• _The task_
Copies of all lines containing the string "icon" are needed from the data below.

╭─ Data for this exercise

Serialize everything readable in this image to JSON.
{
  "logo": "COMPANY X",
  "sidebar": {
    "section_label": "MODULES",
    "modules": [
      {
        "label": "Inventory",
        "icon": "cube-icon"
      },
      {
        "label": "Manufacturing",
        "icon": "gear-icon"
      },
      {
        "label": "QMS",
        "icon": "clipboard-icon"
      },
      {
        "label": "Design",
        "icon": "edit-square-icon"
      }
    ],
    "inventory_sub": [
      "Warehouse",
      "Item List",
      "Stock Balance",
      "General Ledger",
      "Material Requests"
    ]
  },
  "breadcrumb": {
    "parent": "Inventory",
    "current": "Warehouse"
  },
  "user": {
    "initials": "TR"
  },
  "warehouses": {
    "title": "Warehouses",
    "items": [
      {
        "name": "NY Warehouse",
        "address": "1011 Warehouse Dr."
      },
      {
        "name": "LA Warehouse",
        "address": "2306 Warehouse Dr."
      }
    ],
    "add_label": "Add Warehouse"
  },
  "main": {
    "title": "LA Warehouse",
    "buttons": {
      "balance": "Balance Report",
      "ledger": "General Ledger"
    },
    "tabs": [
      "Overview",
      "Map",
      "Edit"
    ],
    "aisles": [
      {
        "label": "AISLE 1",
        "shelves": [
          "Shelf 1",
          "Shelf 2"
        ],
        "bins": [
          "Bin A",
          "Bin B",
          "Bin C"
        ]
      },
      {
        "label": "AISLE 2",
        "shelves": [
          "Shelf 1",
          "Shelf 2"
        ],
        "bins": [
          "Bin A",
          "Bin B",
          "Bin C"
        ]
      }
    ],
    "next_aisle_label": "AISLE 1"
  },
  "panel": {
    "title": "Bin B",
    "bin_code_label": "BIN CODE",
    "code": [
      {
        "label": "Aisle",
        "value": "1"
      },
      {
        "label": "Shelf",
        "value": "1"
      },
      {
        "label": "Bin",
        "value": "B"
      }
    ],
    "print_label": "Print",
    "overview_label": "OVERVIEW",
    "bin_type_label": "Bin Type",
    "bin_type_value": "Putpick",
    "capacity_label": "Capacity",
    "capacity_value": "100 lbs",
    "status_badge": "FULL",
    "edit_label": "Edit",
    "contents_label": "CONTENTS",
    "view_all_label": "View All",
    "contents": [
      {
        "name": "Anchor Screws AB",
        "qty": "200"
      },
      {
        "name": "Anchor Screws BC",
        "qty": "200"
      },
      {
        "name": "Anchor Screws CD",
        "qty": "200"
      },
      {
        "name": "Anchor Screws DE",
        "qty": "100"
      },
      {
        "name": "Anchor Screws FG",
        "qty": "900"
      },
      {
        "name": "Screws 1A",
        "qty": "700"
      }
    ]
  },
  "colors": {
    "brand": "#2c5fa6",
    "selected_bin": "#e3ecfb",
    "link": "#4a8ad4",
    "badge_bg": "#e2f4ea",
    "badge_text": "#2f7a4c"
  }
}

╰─

• _Expected answer_
        "icon": "cube-icon"
        "icon": "gear-icon"
        "icon": "clipboard-icon"
        "icon": "edit-square-icon"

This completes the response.